[Given information — start]
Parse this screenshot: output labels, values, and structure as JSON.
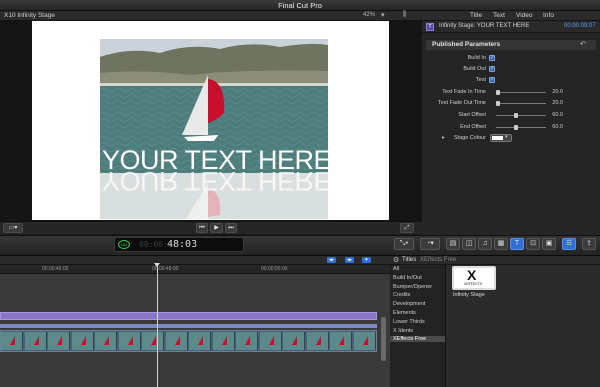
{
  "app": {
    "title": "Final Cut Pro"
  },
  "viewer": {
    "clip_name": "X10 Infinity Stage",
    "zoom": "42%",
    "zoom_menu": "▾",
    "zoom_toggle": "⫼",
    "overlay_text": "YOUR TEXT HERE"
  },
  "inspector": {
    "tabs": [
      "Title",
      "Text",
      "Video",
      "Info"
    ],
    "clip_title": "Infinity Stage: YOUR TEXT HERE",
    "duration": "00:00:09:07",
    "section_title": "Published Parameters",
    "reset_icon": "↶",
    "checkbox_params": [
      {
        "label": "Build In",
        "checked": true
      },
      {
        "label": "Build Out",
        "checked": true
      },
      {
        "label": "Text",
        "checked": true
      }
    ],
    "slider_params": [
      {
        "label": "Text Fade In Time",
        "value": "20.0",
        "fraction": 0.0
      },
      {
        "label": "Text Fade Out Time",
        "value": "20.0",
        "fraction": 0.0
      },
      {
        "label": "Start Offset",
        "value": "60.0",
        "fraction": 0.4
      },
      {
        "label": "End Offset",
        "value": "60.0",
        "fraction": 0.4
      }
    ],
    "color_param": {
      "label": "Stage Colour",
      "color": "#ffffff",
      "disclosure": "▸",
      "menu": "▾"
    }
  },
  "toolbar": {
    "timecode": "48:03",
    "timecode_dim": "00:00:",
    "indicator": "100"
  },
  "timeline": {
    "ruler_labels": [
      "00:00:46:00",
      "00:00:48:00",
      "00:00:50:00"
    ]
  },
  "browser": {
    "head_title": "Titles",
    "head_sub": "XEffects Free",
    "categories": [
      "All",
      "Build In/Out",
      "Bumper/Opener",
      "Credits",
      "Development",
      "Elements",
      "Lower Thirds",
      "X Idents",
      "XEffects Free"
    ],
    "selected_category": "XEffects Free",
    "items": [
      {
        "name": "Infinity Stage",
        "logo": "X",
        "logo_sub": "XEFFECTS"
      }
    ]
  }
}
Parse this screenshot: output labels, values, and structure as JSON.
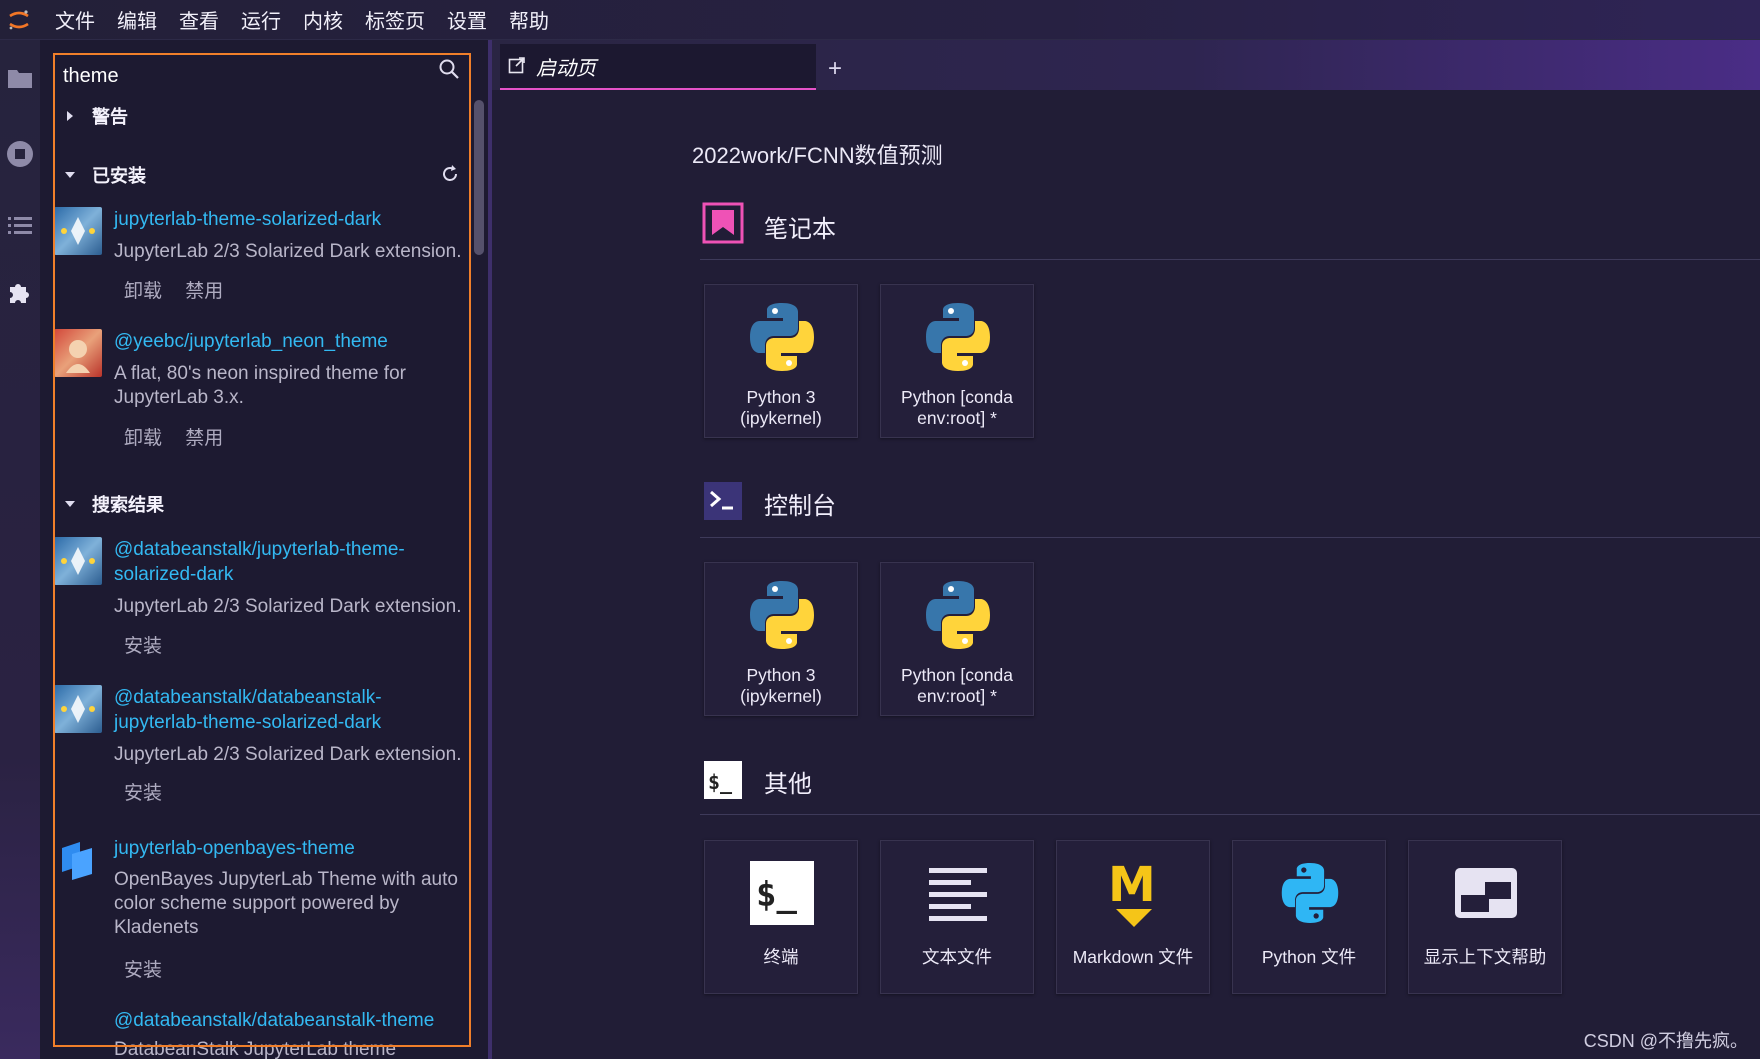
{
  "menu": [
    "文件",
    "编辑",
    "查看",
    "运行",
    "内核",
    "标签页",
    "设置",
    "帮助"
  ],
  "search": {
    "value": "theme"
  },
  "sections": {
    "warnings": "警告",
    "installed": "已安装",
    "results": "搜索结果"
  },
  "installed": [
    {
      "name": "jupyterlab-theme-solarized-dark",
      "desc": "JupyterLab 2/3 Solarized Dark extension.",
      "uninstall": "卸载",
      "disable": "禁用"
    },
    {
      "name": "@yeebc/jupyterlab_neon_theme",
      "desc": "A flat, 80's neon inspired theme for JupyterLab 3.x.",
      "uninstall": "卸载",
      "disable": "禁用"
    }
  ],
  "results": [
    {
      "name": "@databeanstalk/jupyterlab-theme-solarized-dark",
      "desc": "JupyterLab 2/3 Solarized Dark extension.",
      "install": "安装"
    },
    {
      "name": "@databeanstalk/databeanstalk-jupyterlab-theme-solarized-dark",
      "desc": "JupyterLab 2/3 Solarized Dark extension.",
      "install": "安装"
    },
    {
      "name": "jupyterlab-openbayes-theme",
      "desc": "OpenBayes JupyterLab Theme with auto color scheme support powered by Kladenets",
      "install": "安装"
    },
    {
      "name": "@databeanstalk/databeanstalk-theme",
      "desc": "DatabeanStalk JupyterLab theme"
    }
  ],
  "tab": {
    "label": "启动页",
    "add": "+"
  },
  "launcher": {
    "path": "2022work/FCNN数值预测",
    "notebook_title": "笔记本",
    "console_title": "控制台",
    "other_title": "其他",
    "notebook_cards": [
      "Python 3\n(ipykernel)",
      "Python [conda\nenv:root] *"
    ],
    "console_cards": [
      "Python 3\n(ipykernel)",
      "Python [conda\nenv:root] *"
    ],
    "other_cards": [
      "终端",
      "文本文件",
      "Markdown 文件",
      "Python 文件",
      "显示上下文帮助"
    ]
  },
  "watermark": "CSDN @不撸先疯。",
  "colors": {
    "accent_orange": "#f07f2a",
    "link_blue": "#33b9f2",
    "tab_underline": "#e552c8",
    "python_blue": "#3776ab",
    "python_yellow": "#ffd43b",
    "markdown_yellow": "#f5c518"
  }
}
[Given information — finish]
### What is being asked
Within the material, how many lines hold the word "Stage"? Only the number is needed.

### Exercise response
4